[Page and application data records]
= = = = =

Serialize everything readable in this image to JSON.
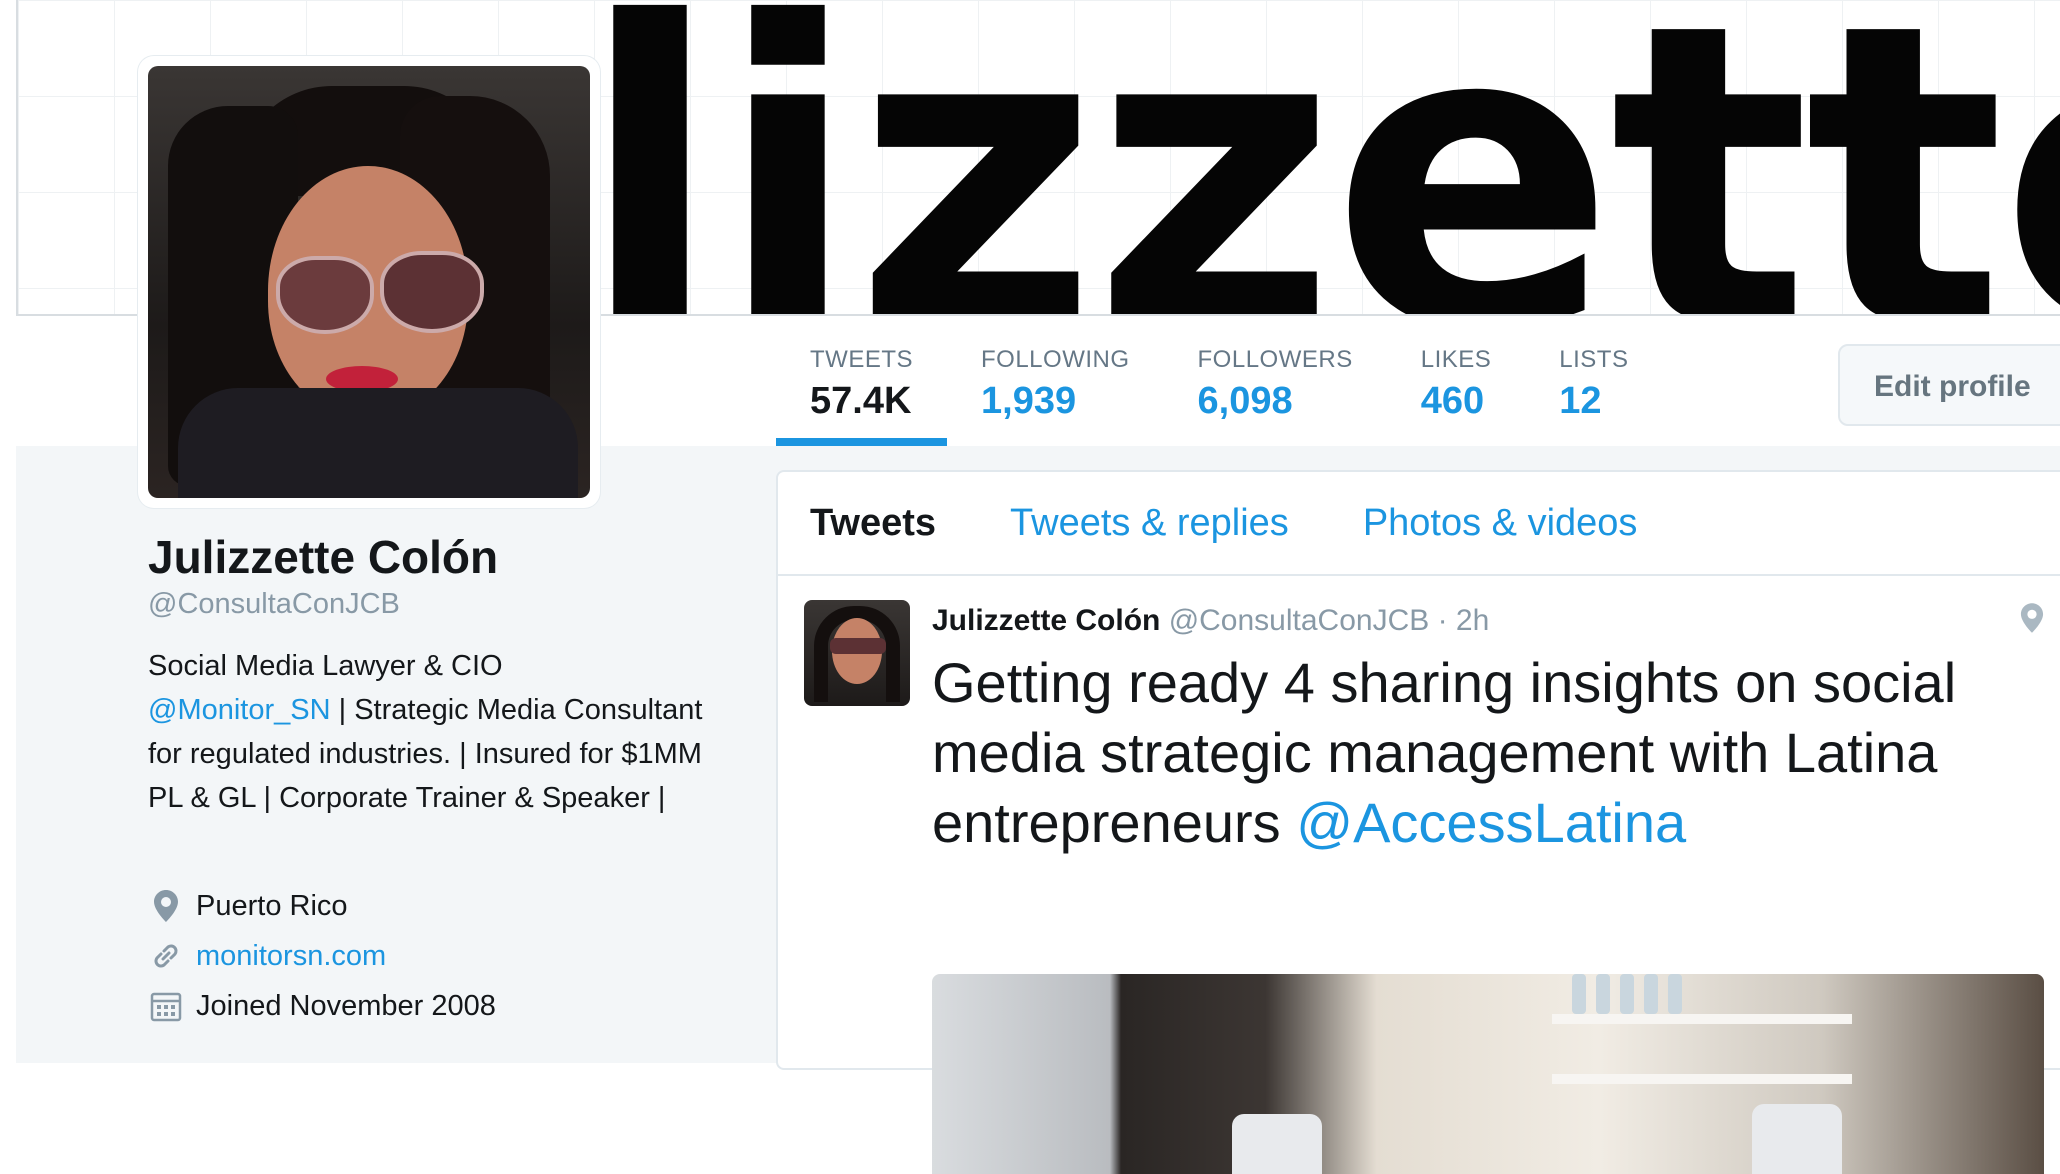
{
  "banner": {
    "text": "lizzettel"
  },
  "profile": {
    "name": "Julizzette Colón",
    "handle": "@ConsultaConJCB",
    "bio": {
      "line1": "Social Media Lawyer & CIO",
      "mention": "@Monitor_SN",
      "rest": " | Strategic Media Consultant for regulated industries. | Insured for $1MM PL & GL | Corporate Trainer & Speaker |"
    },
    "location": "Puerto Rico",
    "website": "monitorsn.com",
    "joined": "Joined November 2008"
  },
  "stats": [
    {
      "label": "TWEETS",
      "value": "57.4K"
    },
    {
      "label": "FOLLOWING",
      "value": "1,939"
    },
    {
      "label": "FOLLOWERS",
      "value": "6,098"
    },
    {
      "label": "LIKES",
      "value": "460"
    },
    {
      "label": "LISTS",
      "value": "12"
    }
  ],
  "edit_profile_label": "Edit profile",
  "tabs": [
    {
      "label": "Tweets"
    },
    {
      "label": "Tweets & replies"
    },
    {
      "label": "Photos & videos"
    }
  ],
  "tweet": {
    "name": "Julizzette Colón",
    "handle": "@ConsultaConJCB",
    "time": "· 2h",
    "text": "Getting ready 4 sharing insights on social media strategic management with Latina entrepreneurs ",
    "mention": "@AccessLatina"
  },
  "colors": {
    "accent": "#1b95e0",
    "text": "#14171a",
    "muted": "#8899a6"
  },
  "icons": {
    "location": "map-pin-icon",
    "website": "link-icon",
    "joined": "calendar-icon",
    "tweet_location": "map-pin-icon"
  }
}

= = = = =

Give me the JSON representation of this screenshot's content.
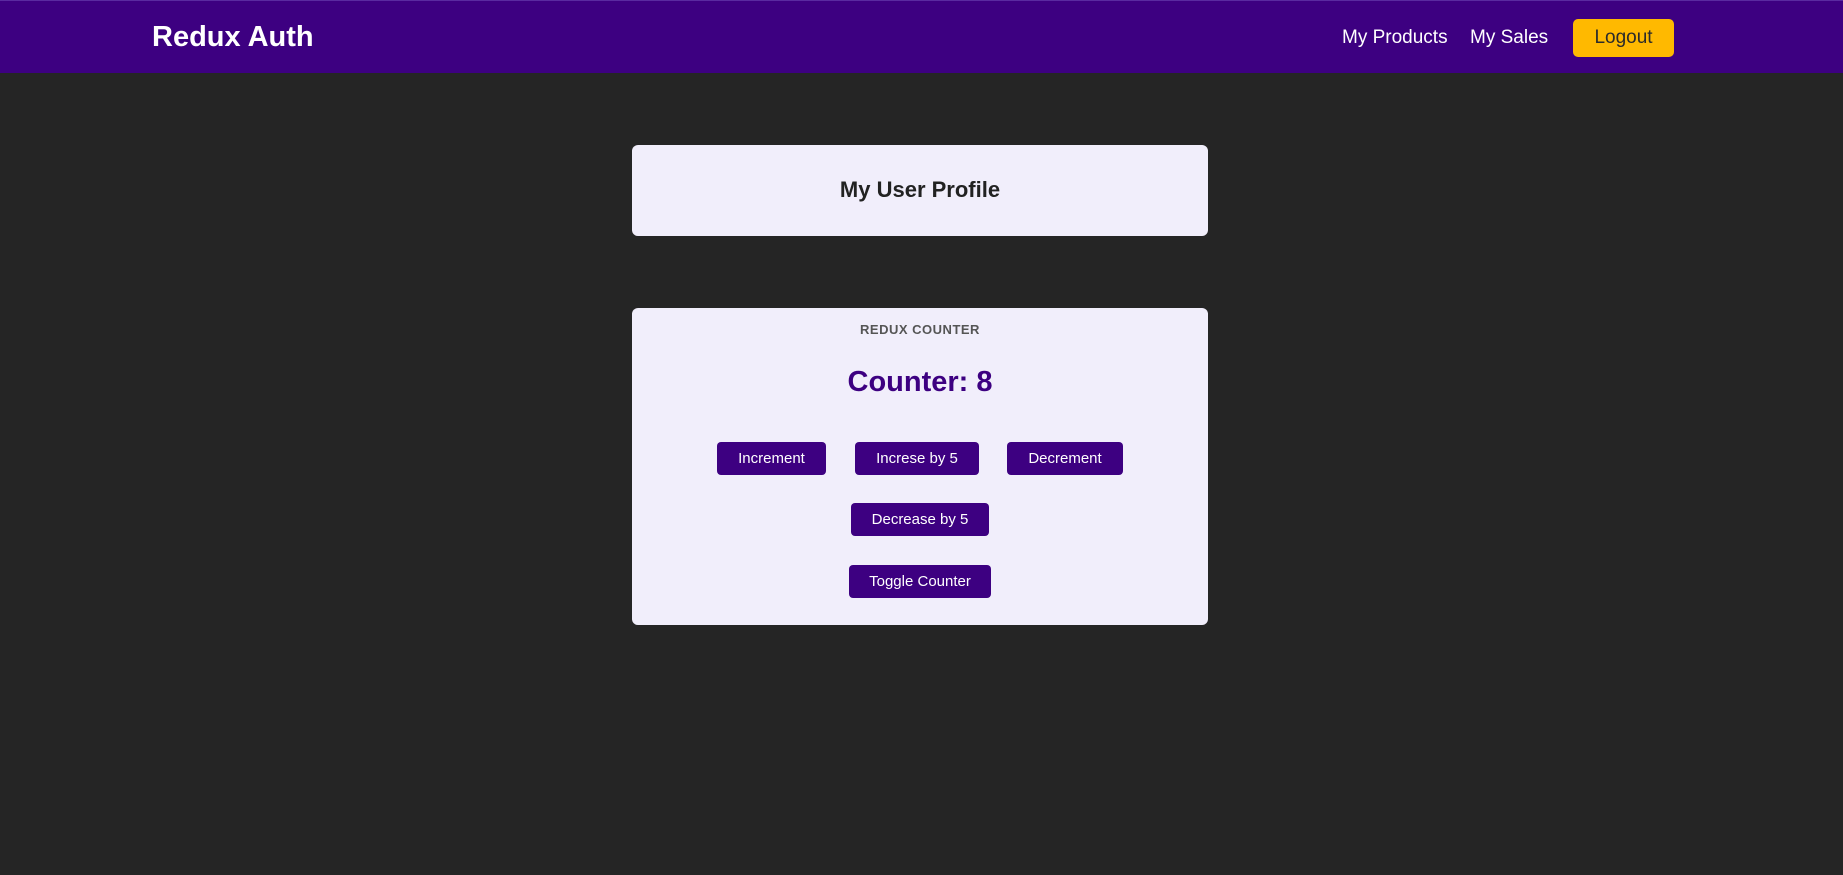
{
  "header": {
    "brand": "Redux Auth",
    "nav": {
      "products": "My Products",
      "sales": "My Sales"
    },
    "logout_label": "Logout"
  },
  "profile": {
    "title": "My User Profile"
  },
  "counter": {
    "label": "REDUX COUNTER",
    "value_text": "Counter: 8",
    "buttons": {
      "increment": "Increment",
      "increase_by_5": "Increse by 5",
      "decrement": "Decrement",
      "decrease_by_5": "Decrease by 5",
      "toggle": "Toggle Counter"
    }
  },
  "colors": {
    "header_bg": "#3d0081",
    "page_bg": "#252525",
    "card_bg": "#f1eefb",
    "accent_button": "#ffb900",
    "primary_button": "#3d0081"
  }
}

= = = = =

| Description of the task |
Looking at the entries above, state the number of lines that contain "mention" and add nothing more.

| Answer space |
2